  • 31. Six Flags 600 minute Read to Succeed Pizza Hut Book it! Atlanta Braves Achievers
  • 32. Acids and Bases Are Everywhere: Every liquid you see will probably have either acidic or basic traits. Water (H2O) can be both an acid and a base, depending on how you look at it. It can be considered an acid in some reactions and a base in others. Scientists use something called the pH scale to measure how acidic or basic a liquid is. Acids and bases can help neutralize each other. Acids turn litmus paper red, bases turn it blue. Strong bases can be slippery and slimy feeling. Acids taste sour, bases taste bitter. Proteins are made up of amino acids. Vitamin C is also an acid called ascorbic acid. Ammonia is a base chemical.
  • 33. In 1803 President Thomas Jefferson guided an amazing piece of foreign diplomacy through the U.S. Senate: the purchase of Louisiana territory from France. After the Louisiana Purchase Treaty was made, Jefferson started an exploration of the newly purchased land and the territory beyond the "great rock mountains" in the West. Jefferson chose his personal secretary, Meriwether Lewis, a smart man who also possessed skills as a frontiersman. Lewis in sought the help of William Clark, who was also a draftsman and frontiersman. Atlanta History Center Homeschool Days

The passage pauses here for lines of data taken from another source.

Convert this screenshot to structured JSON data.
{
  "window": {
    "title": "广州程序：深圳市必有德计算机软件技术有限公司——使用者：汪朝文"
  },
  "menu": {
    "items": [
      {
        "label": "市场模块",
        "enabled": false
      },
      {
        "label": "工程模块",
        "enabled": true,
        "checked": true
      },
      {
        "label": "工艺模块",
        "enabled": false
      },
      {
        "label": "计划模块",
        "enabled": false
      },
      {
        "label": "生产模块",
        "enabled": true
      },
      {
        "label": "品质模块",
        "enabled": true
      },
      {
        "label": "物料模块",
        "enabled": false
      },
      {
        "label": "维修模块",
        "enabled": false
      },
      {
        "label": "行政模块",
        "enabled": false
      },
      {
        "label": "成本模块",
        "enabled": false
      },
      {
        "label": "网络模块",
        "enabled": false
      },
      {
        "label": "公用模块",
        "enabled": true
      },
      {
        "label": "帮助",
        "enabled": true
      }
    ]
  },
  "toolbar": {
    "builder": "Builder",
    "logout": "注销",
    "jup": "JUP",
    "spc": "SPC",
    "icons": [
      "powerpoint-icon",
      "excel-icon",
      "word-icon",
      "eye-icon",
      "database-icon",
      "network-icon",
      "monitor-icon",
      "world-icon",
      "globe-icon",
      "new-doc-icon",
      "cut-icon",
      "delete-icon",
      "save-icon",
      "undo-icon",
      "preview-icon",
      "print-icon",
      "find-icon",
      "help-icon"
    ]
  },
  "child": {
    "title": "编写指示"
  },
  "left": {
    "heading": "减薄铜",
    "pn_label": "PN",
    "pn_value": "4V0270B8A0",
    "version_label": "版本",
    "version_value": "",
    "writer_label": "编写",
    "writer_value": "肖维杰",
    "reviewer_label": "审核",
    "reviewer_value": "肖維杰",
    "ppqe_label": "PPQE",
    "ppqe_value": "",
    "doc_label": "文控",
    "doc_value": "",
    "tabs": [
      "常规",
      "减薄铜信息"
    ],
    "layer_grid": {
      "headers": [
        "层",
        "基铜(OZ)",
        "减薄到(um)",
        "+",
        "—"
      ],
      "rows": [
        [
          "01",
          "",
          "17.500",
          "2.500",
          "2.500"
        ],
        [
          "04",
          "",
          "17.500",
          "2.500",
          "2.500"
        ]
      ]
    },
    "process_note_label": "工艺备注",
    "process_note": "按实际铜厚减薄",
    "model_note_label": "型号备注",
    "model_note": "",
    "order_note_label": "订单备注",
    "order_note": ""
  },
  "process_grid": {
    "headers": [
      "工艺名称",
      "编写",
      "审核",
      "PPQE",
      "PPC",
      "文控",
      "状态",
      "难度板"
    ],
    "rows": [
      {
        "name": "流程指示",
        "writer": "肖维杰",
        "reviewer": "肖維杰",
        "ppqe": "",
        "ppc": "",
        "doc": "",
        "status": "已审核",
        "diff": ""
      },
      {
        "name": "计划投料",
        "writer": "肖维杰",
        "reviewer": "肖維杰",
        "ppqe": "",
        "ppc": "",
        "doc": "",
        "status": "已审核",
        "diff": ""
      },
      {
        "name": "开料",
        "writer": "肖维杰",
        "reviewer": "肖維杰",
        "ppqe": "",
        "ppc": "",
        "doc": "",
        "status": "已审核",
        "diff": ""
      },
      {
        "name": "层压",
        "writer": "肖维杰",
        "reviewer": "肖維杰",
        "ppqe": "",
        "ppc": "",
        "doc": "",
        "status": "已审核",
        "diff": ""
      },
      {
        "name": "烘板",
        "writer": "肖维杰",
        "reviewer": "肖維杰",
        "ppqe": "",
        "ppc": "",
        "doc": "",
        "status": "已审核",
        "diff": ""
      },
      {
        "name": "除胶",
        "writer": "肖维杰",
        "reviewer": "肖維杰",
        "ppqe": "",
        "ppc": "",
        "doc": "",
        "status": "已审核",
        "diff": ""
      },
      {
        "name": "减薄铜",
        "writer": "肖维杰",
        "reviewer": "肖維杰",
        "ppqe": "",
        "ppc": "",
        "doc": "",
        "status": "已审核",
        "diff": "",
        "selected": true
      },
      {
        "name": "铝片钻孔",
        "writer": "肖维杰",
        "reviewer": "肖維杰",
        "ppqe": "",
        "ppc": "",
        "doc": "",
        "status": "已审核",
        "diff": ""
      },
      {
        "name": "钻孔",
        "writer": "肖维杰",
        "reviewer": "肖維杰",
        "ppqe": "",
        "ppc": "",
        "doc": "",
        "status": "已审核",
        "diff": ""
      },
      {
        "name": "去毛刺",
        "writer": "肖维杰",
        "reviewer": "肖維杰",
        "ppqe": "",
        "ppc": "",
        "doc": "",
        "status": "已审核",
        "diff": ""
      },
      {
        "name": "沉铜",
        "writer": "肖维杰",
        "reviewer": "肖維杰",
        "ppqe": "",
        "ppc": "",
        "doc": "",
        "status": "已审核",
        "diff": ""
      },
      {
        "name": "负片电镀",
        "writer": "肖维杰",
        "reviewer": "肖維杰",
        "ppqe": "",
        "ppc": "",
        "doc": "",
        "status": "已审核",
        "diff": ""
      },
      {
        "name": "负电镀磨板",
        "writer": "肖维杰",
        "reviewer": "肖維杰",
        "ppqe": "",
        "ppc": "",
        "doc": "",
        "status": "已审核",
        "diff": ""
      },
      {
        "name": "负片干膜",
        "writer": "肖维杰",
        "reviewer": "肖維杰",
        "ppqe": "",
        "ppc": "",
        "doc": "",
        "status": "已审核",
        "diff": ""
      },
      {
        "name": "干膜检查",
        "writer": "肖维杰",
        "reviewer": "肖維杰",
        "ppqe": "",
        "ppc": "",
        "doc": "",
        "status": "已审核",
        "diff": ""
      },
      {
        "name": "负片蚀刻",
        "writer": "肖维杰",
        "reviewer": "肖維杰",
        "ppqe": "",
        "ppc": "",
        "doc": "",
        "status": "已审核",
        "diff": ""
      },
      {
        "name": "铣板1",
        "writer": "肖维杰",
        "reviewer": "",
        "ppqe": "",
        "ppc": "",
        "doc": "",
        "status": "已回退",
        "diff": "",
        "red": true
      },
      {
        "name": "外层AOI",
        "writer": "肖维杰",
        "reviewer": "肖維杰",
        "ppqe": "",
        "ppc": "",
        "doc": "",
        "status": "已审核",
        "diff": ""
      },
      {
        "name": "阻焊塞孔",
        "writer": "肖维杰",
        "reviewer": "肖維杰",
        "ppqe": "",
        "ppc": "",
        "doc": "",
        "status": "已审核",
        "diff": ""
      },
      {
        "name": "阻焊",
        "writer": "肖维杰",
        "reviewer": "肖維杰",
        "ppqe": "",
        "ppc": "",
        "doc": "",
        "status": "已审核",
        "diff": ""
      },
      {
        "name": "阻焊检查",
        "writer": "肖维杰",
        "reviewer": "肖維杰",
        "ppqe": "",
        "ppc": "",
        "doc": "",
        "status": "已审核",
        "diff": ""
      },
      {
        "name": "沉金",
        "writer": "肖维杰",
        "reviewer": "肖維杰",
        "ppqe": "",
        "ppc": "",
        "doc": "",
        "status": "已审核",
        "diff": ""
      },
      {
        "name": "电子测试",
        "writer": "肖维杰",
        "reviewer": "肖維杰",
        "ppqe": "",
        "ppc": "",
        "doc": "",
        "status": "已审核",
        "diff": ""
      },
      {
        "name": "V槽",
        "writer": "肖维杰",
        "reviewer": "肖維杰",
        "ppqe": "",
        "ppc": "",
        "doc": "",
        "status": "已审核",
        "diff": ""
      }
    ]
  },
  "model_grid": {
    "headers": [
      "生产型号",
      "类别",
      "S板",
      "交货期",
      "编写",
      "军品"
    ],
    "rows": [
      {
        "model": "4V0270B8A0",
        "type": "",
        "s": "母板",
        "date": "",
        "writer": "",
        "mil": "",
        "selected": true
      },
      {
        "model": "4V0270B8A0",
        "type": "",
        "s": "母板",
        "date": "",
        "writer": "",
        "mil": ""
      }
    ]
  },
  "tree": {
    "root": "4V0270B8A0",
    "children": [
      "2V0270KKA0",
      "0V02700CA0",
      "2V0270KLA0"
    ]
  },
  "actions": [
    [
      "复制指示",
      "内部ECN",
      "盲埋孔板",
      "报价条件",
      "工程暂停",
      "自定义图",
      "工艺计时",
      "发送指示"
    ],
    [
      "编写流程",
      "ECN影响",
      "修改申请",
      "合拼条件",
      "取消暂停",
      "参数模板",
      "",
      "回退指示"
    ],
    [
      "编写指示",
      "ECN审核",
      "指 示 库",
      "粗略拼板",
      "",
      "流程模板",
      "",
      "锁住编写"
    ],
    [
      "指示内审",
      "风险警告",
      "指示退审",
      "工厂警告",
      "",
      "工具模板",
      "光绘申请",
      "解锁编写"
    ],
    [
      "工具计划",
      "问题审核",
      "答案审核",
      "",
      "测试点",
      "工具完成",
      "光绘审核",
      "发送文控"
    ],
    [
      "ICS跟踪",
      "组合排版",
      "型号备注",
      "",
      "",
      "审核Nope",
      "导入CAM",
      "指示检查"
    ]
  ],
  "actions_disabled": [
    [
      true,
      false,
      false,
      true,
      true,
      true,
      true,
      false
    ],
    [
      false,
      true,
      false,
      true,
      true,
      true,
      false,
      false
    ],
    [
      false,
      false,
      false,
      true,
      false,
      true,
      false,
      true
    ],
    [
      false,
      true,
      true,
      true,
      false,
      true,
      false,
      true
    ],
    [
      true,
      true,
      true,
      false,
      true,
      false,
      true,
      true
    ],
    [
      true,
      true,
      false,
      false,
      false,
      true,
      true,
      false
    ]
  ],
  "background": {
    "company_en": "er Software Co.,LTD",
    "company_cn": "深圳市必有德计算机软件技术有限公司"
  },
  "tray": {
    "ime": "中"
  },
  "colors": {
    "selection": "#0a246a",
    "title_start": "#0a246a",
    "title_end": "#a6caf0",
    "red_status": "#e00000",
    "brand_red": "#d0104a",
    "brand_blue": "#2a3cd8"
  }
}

  • 34. Killian Hill Soccer Camp Victory World Church @ Hamilton Mill Basketball Camp Mountain Park Pee Wee A’s
  • 35. Deshong Park-Field Day Panola Park-Nature Study Stone Mountain Park hikes NSUMC-Pumpkin Patch
  • 36. Hallelujah Night at Berean Church
  • 37. Centennial Park CNN Center
  • 38. Monkey Joe’s Playdates with DJ, Nayla, McNeal, and Aaliyah Augusta Library and Riverwalk
  • 39. Michael’s Measurement Museum
  • 40. Georgia Tech Kids at College
  • 41. DCHE Social Studies Fair DCHE Spelling Bee DCHE Field Day
  • 42. Moms and Muffins Day at NSUMC Mission accomplished!